But detailed information is rarely available. According to the study, the density of ground-based Arctic observation stations is one-eighth of that found in 10 states in the western contiguous United States.

Remote observations, mostly from satellites, provide coverage, but usually on too large a scale to be useful for wildlife studies. Features that affect wildlife may occur across an area of just a few meters, while satellites tend to capture multi-kilometer-scale data.

For Gurarie, a quantitative wildlife ecologist who studies caribou migrations, that means unanswered questions about the conditions that trigger the animals’ spring migration, the longest overland migration in the world. Culturally and economically important to the people of the Arctic, caribou travel thousands of miles every year across a frozen landscape of bogs, rivers and mountains.

Changing conditions are threatening that journey. The study found little correlation between when snowmelt occurs—observable with satellites—and when the migration begins. But the researchers' ongoing studies have shown that the quality of snow affects caribou movement. Rain and refreezing events that create hard ice layers have often prevented the animals from foraging and even led to catastrophic die-offs.

The authors also examined what kinds of data are needed for better study of polar bears and Dall sheep. Polar bears, for instance, require deep, fluffy snow drifts for dens. Increased rain and refreeze events create icy layers and reduce insulating properties of snowpack, limiting the bears’ den options.

Among the investments needed to address the lack of Arctic and boreal data, the authors call for more collaboration between the agencies and organizations that study the regions. They urge immediate action to gather more specialized data such as snow depth, density, hardness and collapse pressure. They also recommend more ground-based monitoring stations and greater use of animal-mounted cameras and sensors to add to and validate remotely collected data. The approach also incorporates satellite monitoring and enhanced computer models to make use of the new data.

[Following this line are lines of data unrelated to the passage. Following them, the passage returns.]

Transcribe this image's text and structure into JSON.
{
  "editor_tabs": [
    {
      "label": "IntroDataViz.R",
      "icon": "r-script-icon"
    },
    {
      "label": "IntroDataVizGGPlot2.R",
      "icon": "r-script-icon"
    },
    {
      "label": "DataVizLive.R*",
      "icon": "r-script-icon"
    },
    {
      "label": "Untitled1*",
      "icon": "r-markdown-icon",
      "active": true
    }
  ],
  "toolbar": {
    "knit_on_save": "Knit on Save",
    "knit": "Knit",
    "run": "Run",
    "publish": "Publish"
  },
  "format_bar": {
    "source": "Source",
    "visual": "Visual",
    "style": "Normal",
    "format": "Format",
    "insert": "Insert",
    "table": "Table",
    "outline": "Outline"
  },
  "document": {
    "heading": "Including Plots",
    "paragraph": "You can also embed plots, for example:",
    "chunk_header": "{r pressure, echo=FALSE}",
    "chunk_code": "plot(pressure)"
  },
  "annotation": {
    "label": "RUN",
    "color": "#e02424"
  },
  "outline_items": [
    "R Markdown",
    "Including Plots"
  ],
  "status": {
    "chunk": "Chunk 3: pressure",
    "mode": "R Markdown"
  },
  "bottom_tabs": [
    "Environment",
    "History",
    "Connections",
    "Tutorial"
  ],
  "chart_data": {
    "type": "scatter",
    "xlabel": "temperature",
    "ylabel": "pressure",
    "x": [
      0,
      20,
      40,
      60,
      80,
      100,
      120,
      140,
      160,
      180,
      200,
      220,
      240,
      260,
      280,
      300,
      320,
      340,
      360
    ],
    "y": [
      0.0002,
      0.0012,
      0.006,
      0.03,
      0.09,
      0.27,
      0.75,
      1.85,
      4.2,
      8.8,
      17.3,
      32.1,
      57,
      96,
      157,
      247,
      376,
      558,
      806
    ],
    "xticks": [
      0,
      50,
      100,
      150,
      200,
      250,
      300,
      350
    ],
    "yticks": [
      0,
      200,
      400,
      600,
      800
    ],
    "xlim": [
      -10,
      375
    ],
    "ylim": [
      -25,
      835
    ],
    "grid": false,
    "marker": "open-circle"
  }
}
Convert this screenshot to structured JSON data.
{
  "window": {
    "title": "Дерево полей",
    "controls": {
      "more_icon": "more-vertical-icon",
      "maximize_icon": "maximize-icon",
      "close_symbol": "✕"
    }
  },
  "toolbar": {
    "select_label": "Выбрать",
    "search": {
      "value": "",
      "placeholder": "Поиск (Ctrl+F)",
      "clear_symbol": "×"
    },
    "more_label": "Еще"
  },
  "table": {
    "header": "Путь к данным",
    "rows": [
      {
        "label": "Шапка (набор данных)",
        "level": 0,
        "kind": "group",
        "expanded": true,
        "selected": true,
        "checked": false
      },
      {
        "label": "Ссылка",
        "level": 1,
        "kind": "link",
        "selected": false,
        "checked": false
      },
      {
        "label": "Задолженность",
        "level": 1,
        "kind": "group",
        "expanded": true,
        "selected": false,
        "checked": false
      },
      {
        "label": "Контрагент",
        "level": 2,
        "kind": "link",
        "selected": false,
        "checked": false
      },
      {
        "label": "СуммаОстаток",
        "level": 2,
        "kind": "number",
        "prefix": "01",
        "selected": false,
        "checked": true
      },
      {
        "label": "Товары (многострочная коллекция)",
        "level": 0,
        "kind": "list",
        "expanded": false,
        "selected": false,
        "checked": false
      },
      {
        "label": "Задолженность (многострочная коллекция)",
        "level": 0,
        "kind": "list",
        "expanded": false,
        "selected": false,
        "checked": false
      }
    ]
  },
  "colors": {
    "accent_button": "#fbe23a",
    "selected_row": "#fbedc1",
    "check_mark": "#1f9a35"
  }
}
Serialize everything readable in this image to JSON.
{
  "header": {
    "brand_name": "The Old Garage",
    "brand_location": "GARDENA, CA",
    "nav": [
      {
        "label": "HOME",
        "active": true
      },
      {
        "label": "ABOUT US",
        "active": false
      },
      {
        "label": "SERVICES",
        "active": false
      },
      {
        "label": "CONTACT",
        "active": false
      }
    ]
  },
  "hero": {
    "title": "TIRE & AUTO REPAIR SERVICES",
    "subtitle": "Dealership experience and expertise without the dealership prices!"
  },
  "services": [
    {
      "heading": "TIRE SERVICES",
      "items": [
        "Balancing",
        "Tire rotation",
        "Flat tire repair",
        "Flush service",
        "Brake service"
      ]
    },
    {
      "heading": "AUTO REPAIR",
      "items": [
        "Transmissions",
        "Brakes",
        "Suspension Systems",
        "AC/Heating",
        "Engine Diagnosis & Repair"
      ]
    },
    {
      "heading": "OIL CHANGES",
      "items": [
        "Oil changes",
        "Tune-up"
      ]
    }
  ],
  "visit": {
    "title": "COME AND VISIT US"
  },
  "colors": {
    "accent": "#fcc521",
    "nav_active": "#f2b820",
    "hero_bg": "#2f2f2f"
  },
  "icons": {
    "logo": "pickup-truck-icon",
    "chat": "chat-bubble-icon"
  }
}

“The Arctic and boreal region are home to some of the last remaining pristine areas on the planet with intact wildlife communities,” Gurarie said. “We need to make a concerted effort to understand the effect of climate change on this region, and wildlife biologists, satellite data scientists and snow physicists all have to learn to communicate with each other and tackle these problems jointly. There is definitely momentum building for the kinds of interdisciplinary collaboration that we are calling for.”